Task to carry out
Print the data in full, exactly as it reads.

Data for this exercise
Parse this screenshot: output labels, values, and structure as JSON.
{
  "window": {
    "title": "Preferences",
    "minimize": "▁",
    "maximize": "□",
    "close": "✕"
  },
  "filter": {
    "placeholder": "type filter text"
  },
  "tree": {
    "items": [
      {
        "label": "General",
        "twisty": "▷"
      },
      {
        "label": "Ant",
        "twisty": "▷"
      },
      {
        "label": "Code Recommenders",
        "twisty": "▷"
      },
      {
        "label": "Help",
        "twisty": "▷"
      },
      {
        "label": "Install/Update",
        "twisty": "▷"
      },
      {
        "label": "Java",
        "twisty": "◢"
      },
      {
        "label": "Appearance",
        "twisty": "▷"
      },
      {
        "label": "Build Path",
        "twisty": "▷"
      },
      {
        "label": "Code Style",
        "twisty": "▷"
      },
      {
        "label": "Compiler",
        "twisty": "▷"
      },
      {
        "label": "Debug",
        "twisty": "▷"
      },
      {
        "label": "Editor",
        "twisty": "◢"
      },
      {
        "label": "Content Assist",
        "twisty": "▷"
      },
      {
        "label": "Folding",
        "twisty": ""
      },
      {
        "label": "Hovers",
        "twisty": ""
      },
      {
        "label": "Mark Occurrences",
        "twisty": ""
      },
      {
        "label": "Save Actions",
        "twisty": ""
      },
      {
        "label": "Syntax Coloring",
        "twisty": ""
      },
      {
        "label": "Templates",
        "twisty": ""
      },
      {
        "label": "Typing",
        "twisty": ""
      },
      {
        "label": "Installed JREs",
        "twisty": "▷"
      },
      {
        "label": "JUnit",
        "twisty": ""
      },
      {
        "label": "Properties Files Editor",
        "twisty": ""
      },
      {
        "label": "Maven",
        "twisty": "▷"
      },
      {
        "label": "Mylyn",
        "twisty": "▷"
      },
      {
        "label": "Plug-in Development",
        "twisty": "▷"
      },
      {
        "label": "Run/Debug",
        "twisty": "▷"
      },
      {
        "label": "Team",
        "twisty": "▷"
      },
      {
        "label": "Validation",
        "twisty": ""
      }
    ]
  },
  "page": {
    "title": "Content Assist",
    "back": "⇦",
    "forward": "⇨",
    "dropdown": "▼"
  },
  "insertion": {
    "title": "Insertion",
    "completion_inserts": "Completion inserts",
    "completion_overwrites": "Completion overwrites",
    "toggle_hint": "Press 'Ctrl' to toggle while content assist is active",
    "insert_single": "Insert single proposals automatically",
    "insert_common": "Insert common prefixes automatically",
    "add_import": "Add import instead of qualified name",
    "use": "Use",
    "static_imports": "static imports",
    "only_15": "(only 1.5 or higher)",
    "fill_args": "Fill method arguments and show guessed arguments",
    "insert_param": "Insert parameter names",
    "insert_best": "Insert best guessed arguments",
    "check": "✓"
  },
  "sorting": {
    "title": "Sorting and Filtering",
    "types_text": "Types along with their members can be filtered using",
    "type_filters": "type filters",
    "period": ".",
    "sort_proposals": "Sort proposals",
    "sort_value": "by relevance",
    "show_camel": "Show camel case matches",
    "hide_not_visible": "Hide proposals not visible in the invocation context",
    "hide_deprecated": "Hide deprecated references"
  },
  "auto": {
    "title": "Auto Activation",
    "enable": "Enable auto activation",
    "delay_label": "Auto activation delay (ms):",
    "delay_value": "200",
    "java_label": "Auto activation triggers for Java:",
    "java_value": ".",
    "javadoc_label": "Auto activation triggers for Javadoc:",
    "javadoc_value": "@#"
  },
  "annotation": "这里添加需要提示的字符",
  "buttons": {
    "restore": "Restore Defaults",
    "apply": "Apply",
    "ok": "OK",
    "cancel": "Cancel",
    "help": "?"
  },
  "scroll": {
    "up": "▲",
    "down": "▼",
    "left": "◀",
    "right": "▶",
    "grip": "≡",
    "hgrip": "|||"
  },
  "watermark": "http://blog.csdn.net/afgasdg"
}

Exercise response
Parse this screenshot: output labels, values, and structure as JSON.
{
  "window": {
    "title": "Preferences",
    "minimize": "▁",
    "maximize": "□",
    "close": "✕"
  },
  "filter": {
    "placeholder": "type filter text"
  },
  "tree": {
    "items": [
      {
        "label": "General",
        "twisty": "▷"
      },
      {
        "label": "Ant",
        "twisty": "▷"
      },
      {
        "label": "Code Recommenders",
        "twisty": "▷"
      },
      {
        "label": "Help",
        "twisty": "▷"
      },
      {
        "label": "Install/Update",
        "twisty": "▷"
      },
      {
        "label": "Java",
        "twisty": "◢"
      },
      {
        "label": "Appearance",
        "twisty": "▷"
      },
      {
        "label": "Build Path",
        "twisty": "▷"
      },
      {
        "label": "Code Style",
        "twisty": "▷"
      },
      {
        "label": "Compiler",
        "twisty": "▷"
      },
      {
        "label": "Debug",
        "twisty": "▷"
      },
      {
        "label": "Editor",
        "twisty": "◢"
      },
      {
        "label": "Content Assist",
        "twisty": "▷"
      },
      {
        "label": "Folding",
        "twisty": ""
      },
      {
        "label": "Hovers",
        "twisty": ""
      },
      {
        "label": "Mark Occurrences",
        "twisty": ""
      },
      {
        "label": "Save Actions",
        "twisty": ""
      },
      {
        "label": "Syntax Coloring",
        "twisty": ""
      },
      {
        "label": "Templates",
        "twisty": ""
      },
      {
        "label": "Typing",
        "twisty": ""
      },
      {
        "label": "Installed JREs",
        "twisty": "▷"
      },
      {
        "label": "JUnit",
        "twisty": ""
      },
      {
        "label": "Properties Files Editor",
        "twisty": ""
      },
      {
        "label": "Maven",
        "twisty": "▷"
      },
      {
        "label": "Mylyn",
        "twisty": "▷"
      },
      {
        "label": "Plug-in Development",
        "twisty": "▷"
      },
      {
        "label": "Run/Debug",
        "twisty": "▷"
      },
      {
        "label": "Team",
        "twisty": "▷"
      },
      {
        "label": "Validation",
        "twisty": ""
      }
    ]
  },
  "page": {
    "title": "Content Assist",
    "back": "⇦",
    "forward": "⇨",
    "dropdown": "▼"
  },
  "insertion": {
    "title": "Insertion",
    "completion_inserts": "Completion inserts",
    "completion_overwrites": "Completion overwrites",
    "toggle_hint": "Press 'Ctrl' to toggle while content assist is active",
    "insert_single": "Insert single proposals automatically",
    "insert_common": "Insert common prefixes automatically",
    "add_import": "Add import instead of qualified name",
    "use": "Use",
    "static_imports": "static imports",
    "only_15": "(only 1.5 or higher)",
    "fill_args": "Fill method arguments and show guessed arguments",
    "insert_param": "Insert parameter names",
    "insert_best": "Insert best guessed arguments",
    "check": "✓"
  },
  "sorting": {
    "title": "Sorting and Filtering",
    "types_text": "Types along with their members can be filtered using",
    "type_filters": "type filters",
    "period": ".",
    "sort_proposals": "Sort proposals",
    "sort_value": "by relevance",
    "show_camel": "Show camel case matches",
    "hide_not_visible": "Hide proposals not visible in the invocation context",
    "hide_deprecated": "Hide deprecated references"
  },
  "auto": {
    "title": "Auto Activation",
    "enable": "Enable auto activation",
    "delay_label": "Auto activation delay (ms):",
    "delay_value": "200",
    "java_label": "Auto activation triggers for Java:",
    "java_value": ".",
    "javadoc_label": "Auto activation triggers for Javadoc:",
    "javadoc_value": "@#"
  },
  "annotation": "这里添加需要提示的字符",
  "buttons": {
    "restore": "Restore Defaults",
    "apply": "Apply",
    "ok": "OK",
    "cancel": "Cancel",
    "help": "?"
  },
  "scroll": {
    "up": "▲",
    "down": "▼",
    "left": "◀",
    "right": "▶",
    "grip": "≡",
    "hgrip": "|||"
  },
  "watermark": "http://blog.csdn.net/afgasdg"
}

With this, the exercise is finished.